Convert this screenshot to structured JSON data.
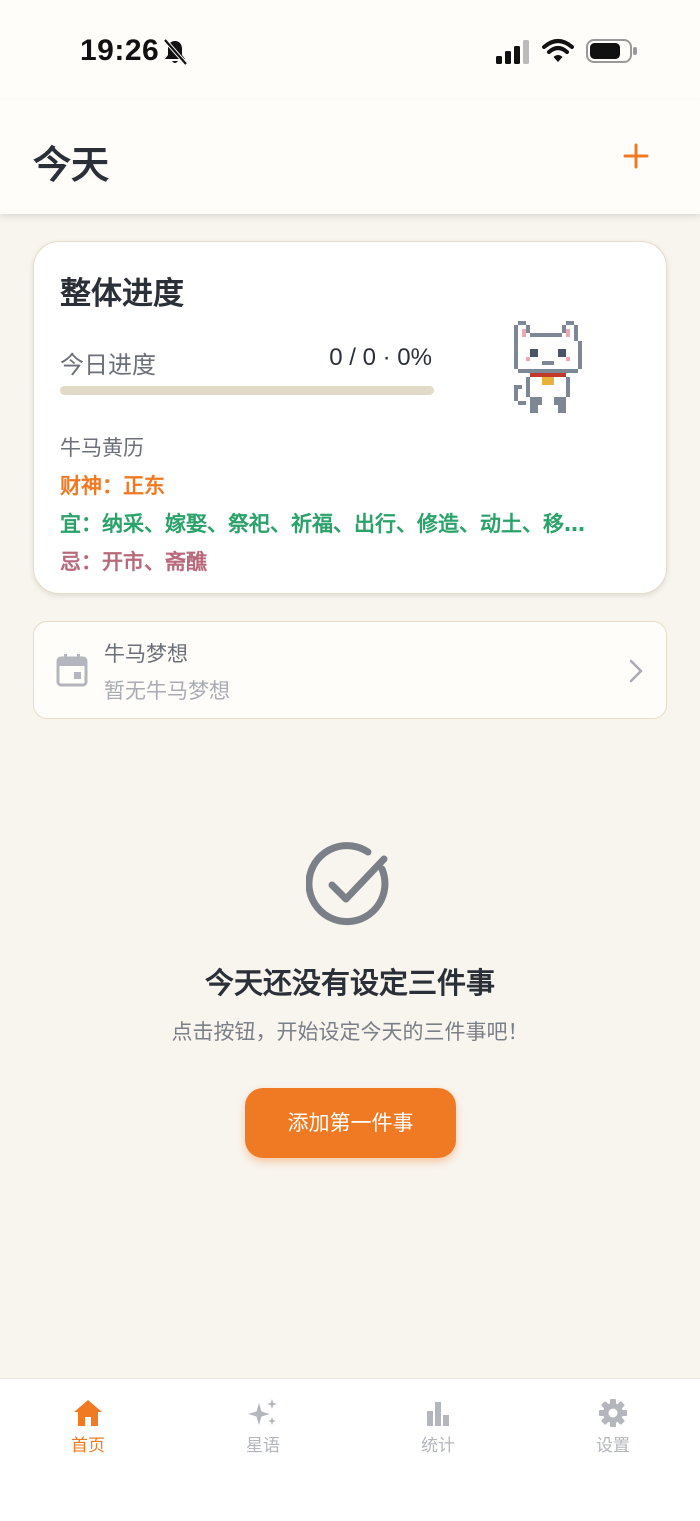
{
  "status_bar": {
    "time": "19:26",
    "icons": [
      "bell-slash-icon",
      "signal-icon",
      "wifi-icon",
      "battery-icon"
    ]
  },
  "header": {
    "title": "今天",
    "add_icon": "plus-icon"
  },
  "progress_card": {
    "title": "整体进度",
    "progress_label": "今日进度",
    "progress_value": "0 / 0 · 0%",
    "progress_fraction": 0,
    "mascot": "pixel-cat-icon",
    "almanac": {
      "title": "牛马黄历",
      "wealth": "财神：正东",
      "good": "宜：纳采、嫁娶、祭祀、祈福、出行、修造、动土、移…",
      "bad": "忌：开市、斋醮"
    }
  },
  "dream_card": {
    "title": "牛马梦想",
    "subtitle": "暂无牛马梦想",
    "icon": "calendar-icon"
  },
  "empty_state": {
    "icon": "check-circle-icon",
    "title": "今天还没有设定三件事",
    "description": "点击按钮，开始设定今天的三件事吧！",
    "button_label": "添加第一件事"
  },
  "tab_bar": {
    "items": [
      {
        "label": "首页",
        "icon": "home-icon",
        "active": true
      },
      {
        "label": "星语",
        "icon": "sparkle-icon",
        "active": false
      },
      {
        "label": "统计",
        "icon": "bar-chart-icon",
        "active": false
      },
      {
        "label": "设置",
        "icon": "gear-icon",
        "active": false
      }
    ]
  },
  "colors": {
    "accent": "#f07a24",
    "good": "#2aa26a",
    "bad": "#b86a7c",
    "background": "#f8f4ee"
  }
}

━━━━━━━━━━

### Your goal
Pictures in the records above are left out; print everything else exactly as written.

### Solution to this task
Convert this screenshot to structured JSON data.
{
  "status_bar": {
    "time": "19:26",
    "icons": [
      "bell-slash-icon",
      "signal-icon",
      "wifi-icon",
      "battery-icon"
    ]
  },
  "header": {
    "title": "今天",
    "add_icon": "plus-icon"
  },
  "progress_card": {
    "title": "整体进度",
    "progress_label": "今日进度",
    "progress_value": "0 / 0 · 0%",
    "progress_fraction": 0,
    "mascot": "pixel-cat-icon",
    "almanac": {
      "title": "牛马黄历",
      "wealth": "财神：正东",
      "good": "宜：纳采、嫁娶、祭祀、祈福、出行、修造、动土、移…",
      "bad": "忌：开市、斋醮"
    }
  },
  "dream_card": {
    "title": "牛马梦想",
    "subtitle": "暂无牛马梦想",
    "icon": "calendar-icon"
  },
  "empty_state": {
    "icon": "check-circle-icon",
    "title": "今天还没有设定三件事",
    "description": "点击按钮，开始设定今天的三件事吧！",
    "button_label": "添加第一件事"
  },
  "tab_bar": {
    "items": [
      {
        "label": "首页",
        "icon": "home-icon",
        "active": true
      },
      {
        "label": "星语",
        "icon": "sparkle-icon",
        "active": false
      },
      {
        "label": "统计",
        "icon": "bar-chart-icon",
        "active": false
      },
      {
        "label": "设置",
        "icon": "gear-icon",
        "active": false
      }
    ]
  },
  "colors": {
    "accent": "#f07a24",
    "good": "#2aa26a",
    "bad": "#b86a7c",
    "background": "#f8f4ee"
  }
}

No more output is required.